◆ **Task to carry out**
Within the records below, how many lines hold the string "title"? State that number and nothing else.

◆ **Material shown**
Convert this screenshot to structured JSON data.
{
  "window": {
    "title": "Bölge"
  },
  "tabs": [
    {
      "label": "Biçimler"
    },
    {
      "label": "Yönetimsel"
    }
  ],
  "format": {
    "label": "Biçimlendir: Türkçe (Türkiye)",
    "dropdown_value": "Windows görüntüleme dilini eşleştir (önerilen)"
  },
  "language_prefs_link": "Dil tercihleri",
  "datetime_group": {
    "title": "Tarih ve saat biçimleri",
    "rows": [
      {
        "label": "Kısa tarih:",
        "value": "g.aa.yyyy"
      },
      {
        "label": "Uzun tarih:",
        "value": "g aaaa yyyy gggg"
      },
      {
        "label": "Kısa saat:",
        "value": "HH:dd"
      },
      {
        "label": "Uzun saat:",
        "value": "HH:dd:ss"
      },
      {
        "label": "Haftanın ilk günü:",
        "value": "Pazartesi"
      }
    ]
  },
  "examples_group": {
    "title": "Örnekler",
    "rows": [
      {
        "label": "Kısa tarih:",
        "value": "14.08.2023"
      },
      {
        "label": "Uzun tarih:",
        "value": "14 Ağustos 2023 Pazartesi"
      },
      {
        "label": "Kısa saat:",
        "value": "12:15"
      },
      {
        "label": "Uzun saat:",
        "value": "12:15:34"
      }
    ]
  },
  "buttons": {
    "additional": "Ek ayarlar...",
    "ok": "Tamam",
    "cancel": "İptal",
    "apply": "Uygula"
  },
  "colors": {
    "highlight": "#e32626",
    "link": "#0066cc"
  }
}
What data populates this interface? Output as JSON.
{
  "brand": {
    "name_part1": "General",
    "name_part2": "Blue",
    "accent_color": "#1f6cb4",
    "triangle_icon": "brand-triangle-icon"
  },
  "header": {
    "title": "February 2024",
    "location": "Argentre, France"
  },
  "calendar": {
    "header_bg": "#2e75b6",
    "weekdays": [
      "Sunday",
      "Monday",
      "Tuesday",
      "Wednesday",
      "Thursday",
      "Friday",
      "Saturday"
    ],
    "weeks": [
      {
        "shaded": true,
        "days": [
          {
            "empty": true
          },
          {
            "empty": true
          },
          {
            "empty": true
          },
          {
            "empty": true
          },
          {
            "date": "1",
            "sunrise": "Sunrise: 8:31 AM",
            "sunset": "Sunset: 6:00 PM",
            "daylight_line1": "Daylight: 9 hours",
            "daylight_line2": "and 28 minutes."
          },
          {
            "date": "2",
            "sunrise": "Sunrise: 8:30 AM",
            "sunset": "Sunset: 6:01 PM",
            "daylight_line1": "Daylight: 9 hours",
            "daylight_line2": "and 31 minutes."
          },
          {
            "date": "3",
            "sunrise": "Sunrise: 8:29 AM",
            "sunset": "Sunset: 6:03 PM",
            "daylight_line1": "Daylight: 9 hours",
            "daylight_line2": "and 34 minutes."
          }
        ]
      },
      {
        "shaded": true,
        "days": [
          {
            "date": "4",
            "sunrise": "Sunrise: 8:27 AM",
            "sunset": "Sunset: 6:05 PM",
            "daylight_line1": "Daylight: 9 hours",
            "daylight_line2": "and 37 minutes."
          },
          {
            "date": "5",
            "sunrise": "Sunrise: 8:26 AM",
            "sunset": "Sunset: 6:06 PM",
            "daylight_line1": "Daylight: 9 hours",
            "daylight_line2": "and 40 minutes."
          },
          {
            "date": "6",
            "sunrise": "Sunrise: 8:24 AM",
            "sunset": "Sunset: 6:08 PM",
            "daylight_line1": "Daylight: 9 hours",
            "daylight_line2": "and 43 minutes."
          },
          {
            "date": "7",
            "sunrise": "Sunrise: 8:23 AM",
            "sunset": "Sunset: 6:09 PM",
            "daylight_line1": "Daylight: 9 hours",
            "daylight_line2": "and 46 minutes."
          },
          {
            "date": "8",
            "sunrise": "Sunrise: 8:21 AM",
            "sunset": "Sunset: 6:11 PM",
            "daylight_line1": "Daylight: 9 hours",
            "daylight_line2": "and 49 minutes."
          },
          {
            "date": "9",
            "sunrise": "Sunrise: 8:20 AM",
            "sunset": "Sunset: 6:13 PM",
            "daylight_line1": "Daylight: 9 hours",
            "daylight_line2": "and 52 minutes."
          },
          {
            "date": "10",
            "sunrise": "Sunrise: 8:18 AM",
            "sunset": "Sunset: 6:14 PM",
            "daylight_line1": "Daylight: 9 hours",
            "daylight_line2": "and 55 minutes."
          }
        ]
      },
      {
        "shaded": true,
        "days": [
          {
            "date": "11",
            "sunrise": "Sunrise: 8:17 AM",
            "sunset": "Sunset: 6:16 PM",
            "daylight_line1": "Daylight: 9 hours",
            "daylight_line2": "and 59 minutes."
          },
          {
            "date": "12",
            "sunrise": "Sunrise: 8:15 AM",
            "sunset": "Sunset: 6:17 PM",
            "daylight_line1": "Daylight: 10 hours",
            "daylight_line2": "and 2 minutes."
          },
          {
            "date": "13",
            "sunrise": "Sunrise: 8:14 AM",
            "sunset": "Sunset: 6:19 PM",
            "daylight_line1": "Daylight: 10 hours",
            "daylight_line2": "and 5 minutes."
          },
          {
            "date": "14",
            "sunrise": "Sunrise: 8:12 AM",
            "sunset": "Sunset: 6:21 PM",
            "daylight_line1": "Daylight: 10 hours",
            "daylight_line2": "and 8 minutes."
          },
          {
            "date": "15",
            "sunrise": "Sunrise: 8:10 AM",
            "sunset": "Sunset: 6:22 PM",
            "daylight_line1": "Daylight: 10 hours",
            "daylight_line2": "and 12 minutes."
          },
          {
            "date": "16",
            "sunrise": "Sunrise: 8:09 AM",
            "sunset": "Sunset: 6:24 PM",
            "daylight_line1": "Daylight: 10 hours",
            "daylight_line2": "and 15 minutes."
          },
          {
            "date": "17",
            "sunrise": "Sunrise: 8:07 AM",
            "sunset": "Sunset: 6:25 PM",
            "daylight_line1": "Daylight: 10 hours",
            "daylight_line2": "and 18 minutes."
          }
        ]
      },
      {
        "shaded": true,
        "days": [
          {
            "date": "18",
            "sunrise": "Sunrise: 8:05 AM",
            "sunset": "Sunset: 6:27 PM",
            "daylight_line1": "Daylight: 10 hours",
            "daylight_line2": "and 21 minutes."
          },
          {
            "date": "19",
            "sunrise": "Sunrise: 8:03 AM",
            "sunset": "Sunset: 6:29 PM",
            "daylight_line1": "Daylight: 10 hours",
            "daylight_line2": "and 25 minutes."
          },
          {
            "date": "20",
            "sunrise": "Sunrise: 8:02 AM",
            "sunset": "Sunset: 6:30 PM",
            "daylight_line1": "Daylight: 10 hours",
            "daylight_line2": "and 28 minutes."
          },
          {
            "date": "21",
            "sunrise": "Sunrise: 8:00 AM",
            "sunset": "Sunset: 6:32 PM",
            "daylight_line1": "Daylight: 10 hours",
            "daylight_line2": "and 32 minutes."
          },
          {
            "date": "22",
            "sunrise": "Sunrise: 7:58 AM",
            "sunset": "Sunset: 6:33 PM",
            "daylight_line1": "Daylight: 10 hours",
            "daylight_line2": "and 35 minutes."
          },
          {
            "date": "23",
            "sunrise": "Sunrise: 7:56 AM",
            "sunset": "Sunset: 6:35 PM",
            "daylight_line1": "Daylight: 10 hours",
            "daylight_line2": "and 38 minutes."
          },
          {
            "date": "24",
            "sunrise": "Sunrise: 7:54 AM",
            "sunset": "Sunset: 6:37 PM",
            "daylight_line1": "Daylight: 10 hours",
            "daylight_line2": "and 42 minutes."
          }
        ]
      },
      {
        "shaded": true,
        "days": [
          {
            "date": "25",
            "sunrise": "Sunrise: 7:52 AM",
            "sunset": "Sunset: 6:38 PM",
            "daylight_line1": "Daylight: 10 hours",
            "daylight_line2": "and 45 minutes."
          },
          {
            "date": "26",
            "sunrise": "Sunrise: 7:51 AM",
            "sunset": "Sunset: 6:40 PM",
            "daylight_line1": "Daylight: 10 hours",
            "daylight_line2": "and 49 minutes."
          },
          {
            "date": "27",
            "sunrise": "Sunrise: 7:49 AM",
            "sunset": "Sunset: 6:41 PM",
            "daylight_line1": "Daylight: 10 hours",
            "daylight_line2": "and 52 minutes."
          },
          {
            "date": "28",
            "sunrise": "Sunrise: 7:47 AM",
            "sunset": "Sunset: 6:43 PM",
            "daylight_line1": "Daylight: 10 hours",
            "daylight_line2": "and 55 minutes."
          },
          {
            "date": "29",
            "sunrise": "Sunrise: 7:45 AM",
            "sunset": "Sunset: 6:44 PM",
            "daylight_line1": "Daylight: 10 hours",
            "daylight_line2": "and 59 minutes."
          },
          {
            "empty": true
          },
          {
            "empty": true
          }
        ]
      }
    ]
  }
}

◆ **Expected answer**
4